This weekend was another double-header weekend of cyclocross racing here in Colorado. After taking a break for the USGP weekend, the Colorado Cross Cup was back on the menu with two races. The first was at the Xilinx campus in Longmont, the second was at Monarch High School in Louisville. The two races couldn’t have been more different!
Saturday’s race at Xilinx was on a course that is said to be a racer’s favorite. I hadn’t raced it before, but after a few pre-rides it was pretty easy to see why people liked it: It was fast, fun, and twisty. My buddy Peder called it a power rider’s course. I think that means it is good for someone who likes to lay down the watts and not necessarily climb much. That might describe me in that I don’t like to climb, but I also don’t think of myself as someone who lays down the watts, so maybe I’m just best described as a lazy rider who likes lazy flat courses.

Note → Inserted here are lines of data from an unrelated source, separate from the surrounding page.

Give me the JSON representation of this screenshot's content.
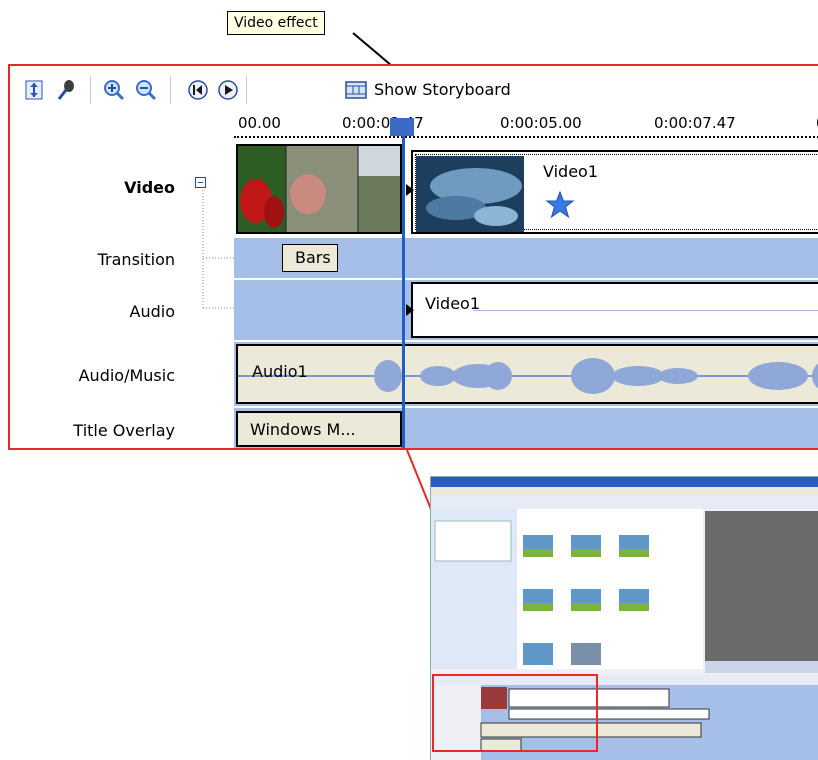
{
  "callout": {
    "text": "Video effect"
  },
  "toolbar": {
    "storyboard_label": "Show Storyboard",
    "buttons": [
      "timeline-narration-icon",
      "microphone-icon",
      "zoom-in-icon",
      "zoom-out-icon",
      "rewind-icon",
      "play-icon",
      "storyboard-icon"
    ]
  },
  "ruler": {
    "ticks": [
      "00.00",
      "0:00:02.47",
      "0:00:05.00",
      "0:00:07.47",
      "0"
    ]
  },
  "tracks": {
    "video": "Video",
    "transition": "Transition",
    "audio": "Audio",
    "audio_music": "Audio/Music",
    "title_overlay": "Title Overlay"
  },
  "clips": {
    "video_clip": "Video1",
    "transition_clip": "Bars",
    "audio_clip": "Video1",
    "music_clip": "Audio1",
    "title_clip": "Windows M..."
  },
  "colors": {
    "track_blue": "#a5bfe9",
    "frame_red": "#e8282a",
    "callout_bg": "#ffffe1",
    "playhead": "#1f5fc4"
  }
}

I chose the Cubus/carbon wheels for the race on Saturday because the course was plenty rocky and rough and I thought a tougher tire might hold up better (vs the supple Vittorias I have). To that end the Cubus worked very well.
I was 5th callup for the race so I got a nice start in the front row and settled into the groove behind my teammate Jeff C, who got the holeshot into the singletrack. I sat on his wheel for 2/3 of the lap then, feeling spry, decided to go around into 1st on the first little hill. From there I led the first two laps and felt surprisingly good doing it. “Wow”, I thought, “I might just win this”. I spent some time daydreaming about how awesome it would be to win a race as I watched my lead grow and grow over those two laps. Then, going into lap 3, the dusty conditions and mid-80s temperatures did a number on me. My throat turned to tissue paper and I started gagging on my own tongue. No kidding! I also realized at this point that I was going too fast for my own ability and fitness, and I started coming undone. I desperately grabbed for a bottle in my pocket, took a swig, then stupidly tried to put it BACK into my pocket. While doing this no less than four guys easily rode by me. At this point I lost my mind. I was gagging, breathless, and trying to stuff a bottle in my jersey instead of racing my bike. For about thirty seconds I continued with this foolishness until it occurred to me to just chuck my bottle.

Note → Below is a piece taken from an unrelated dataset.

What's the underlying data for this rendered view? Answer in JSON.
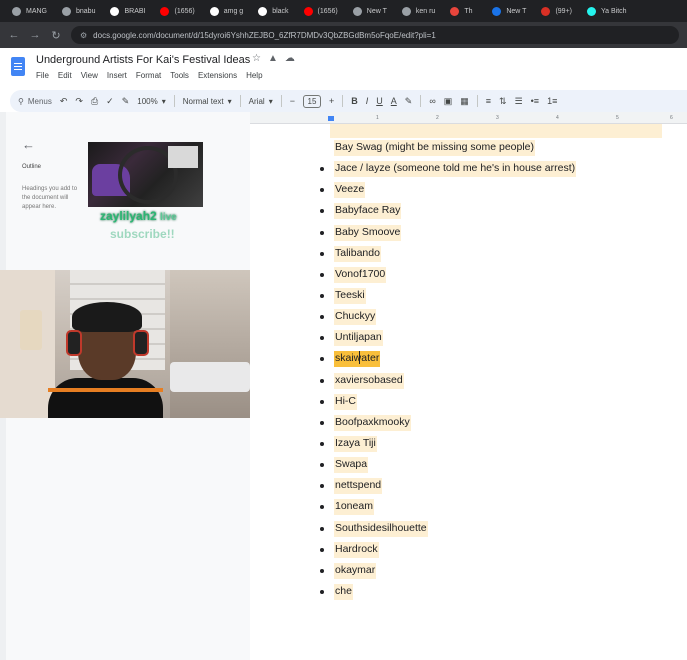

Once that was jettisoned, I was able to re-focus on the race a bit. I knew I was overcooked and would have to dial back my effort a bit. Similarly to how USGP went, I focused on minimizing my losses instead of regaining any sort of position. Because I was so tired my handling got very sloppy, and the course tossed me around quite a bit instead of me flowing over the landscape smoothly. I knew I needed to get back under control, so even though I was progressively more exhausted, I tried to force myself to STEER my bike better. This helped a bit, and going into the last few laps of the race things got a little smoother and faster. I wish I could say held my positions well, but I dropped a few positions further until I finished in 8th place. The race wasn’t a total disaster, but giving up 7 positions wasn’t something to be happy about.
Fortunately, bad races are great for learning and this is what I learned:
1. I don’t race well on the front because I don’t pace myself well.
2. Thus, I need to keep my jets cool early in the race so that I don’t blow up.
3. When tired, it is very important to use whatever energy I’ve got to keep the bike under control better. Bad handling when coasting on the downhills cost me 5-10 seconds per lap. I lost the time not due to pedaling slower, I lost it from taking horrible lines and having to break and correct my line.
The good things I learned from the race are:
1. My fitness is getting better, and I can hang ok if I’m smart with the few matches that I’ve got.
2. Practicing bunny hopping paid off bigtime in this race where we had some 8″ barriers. I was very nervous to hop them, but I knew I’d hopped stuff like that in practice so I had to just suck it up and try. After a few sketchy attempts I got over them smoothly. In the race hopping the barriers probably saved 5-10 seconds per lap. Over 5 laps that is 25-50 seconds which is a HUGE time savings.
The DS caught some video of the race on her phone, so I strung together a few of those clips Here: